• _WHAT YOU ARE ASKED TO DO_
A complete, exact copy of the data is the required answer.

• _Website and app data records_
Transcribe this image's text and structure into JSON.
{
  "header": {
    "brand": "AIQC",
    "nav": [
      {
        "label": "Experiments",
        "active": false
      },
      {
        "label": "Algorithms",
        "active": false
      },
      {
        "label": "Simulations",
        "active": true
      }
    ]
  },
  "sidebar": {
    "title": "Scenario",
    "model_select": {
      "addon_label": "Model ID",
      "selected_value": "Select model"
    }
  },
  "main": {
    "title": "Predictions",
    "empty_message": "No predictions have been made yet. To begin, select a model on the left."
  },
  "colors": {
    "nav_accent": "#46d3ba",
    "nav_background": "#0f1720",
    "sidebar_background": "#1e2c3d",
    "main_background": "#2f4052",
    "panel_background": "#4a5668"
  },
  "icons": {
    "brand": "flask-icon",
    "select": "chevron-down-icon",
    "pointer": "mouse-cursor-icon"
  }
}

• _EXERCISE ANSWER_
Transcribe this image's text and structure into JSON.
{
  "header": {
    "brand": "AIQC",
    "nav": [
      {
        "label": "Experiments",
        "active": false
      },
      {
        "label": "Algorithms",
        "active": false
      },
      {
        "label": "Simulations",
        "active": true
      }
    ]
  },
  "sidebar": {
    "title": "Scenario",
    "model_select": {
      "addon_label": "Model ID",
      "selected_value": "Select model"
    }
  },
  "main": {
    "title": "Predictions",
    "empty_message": "No predictions have been made yet. To begin, select a model on the left."
  },
  "colors": {
    "nav_accent": "#46d3ba",
    "nav_background": "#0f1720",
    "sidebar_background": "#1e2c3d",
    "main_background": "#2f4052",
    "panel_background": "#4a5668"
  },
  "icons": {
    "brand": "flask-icon",
    "select": "chevron-down-icon",
    "pointer": "mouse-cursor-icon"
  }
}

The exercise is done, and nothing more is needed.